- _About this exercise_
Check each line below for the word "shop", and copy those that have it.

══ Data supplied ══

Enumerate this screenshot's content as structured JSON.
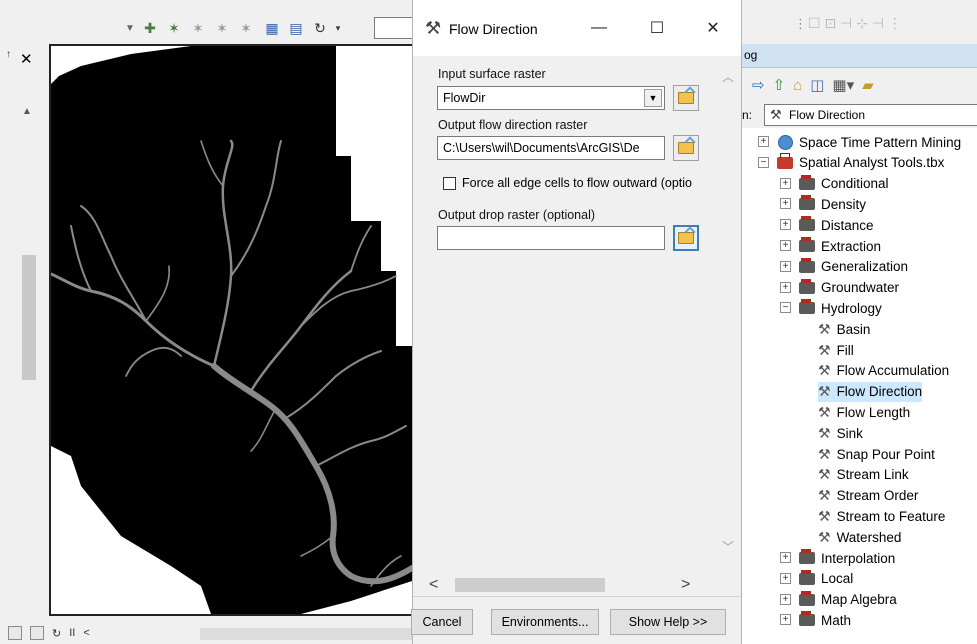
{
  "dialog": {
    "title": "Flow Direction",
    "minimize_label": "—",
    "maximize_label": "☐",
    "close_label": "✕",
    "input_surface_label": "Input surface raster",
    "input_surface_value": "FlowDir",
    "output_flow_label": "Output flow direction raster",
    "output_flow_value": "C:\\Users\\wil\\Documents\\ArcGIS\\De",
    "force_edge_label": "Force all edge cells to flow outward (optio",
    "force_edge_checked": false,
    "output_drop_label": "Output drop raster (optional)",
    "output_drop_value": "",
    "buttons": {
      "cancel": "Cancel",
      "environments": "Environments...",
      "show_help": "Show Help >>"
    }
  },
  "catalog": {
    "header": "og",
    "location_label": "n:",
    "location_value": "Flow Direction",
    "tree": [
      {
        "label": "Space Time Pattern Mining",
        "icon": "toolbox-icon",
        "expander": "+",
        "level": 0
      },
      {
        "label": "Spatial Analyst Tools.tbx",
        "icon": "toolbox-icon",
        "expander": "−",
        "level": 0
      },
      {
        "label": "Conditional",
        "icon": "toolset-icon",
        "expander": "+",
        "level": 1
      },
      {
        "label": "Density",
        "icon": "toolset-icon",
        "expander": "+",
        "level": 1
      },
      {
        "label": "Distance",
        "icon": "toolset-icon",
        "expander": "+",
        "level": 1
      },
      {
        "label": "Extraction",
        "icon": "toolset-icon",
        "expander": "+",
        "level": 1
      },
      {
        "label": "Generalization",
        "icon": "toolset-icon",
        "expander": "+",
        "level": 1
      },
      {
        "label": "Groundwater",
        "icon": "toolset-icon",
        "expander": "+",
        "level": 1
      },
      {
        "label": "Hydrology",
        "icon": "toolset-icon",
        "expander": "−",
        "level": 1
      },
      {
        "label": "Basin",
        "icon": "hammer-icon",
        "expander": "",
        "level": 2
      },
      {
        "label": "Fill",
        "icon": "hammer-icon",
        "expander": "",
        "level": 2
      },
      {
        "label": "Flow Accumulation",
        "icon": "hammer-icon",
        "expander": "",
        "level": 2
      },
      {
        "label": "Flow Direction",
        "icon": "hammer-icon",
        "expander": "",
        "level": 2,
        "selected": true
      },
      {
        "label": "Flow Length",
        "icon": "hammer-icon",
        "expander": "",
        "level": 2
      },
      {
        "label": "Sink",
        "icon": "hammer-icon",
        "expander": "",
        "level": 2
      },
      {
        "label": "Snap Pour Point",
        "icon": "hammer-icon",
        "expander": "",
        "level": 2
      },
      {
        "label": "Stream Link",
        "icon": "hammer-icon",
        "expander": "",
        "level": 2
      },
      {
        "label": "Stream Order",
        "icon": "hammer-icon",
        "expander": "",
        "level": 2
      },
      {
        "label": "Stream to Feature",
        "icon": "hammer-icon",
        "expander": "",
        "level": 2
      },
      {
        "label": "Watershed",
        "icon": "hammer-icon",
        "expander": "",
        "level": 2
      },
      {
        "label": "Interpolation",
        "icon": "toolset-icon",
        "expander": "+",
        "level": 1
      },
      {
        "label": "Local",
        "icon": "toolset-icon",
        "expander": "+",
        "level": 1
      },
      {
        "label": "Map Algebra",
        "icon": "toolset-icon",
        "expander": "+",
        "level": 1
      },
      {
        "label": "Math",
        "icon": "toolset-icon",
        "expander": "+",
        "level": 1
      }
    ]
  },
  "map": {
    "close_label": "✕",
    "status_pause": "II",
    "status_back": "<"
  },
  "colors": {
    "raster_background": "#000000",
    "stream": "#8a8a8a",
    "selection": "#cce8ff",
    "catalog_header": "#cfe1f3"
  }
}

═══
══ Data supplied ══

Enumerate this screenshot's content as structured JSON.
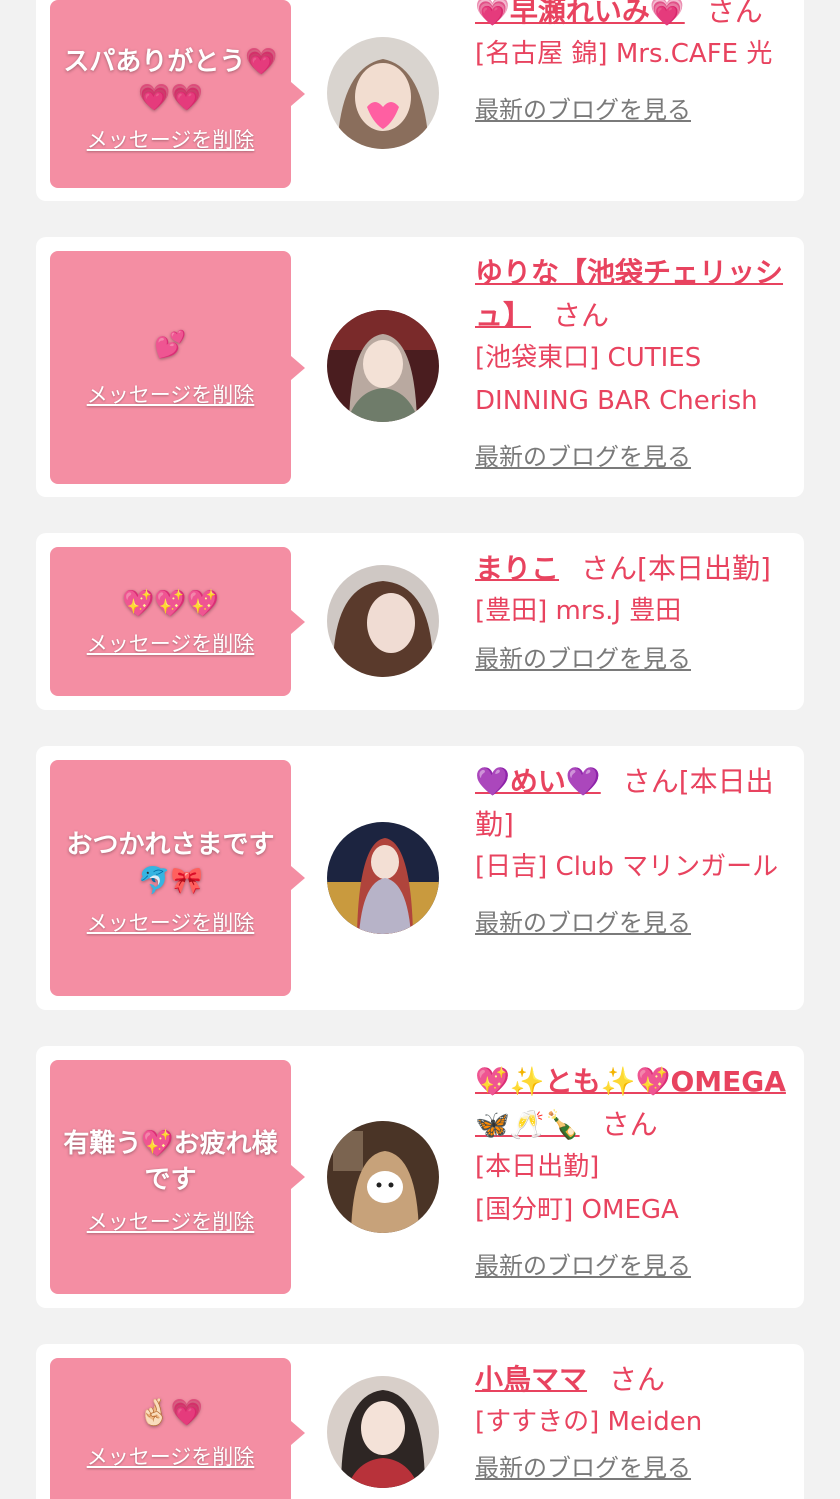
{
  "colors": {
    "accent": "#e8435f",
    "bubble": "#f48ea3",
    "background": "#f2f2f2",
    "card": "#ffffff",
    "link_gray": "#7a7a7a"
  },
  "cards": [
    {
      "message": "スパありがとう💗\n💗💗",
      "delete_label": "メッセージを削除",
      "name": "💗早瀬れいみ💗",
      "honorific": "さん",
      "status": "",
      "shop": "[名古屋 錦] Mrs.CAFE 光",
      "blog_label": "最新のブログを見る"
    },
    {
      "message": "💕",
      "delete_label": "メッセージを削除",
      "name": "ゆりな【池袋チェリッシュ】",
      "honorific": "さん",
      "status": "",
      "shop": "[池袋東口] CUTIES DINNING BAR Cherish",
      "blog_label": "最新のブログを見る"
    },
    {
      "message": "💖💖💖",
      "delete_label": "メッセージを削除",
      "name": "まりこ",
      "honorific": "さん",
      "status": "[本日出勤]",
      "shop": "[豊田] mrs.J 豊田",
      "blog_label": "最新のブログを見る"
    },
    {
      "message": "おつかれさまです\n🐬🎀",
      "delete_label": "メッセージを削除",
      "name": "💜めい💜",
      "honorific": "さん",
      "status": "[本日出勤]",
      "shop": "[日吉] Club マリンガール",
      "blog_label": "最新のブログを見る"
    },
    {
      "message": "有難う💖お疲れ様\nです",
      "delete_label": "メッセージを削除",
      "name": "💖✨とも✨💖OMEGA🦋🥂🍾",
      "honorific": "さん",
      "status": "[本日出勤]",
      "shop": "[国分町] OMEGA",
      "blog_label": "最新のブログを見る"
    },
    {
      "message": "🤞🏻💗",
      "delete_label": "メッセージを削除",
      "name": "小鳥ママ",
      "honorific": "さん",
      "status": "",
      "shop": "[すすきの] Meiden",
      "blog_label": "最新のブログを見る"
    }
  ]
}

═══

- _Reply_
      "shop": "[名古屋 錦] Mrs.CAFE 光",
      "shop": "[池袋東口] CUTIES DINNING BAR Cherish",
      "shop": "[豊田] mrs.J 豊田",
      "shop": "[日吉] Club マリンガール",
      "shop": "[国分町] OMEGA",
      "shop": "[すすきの] Meiden",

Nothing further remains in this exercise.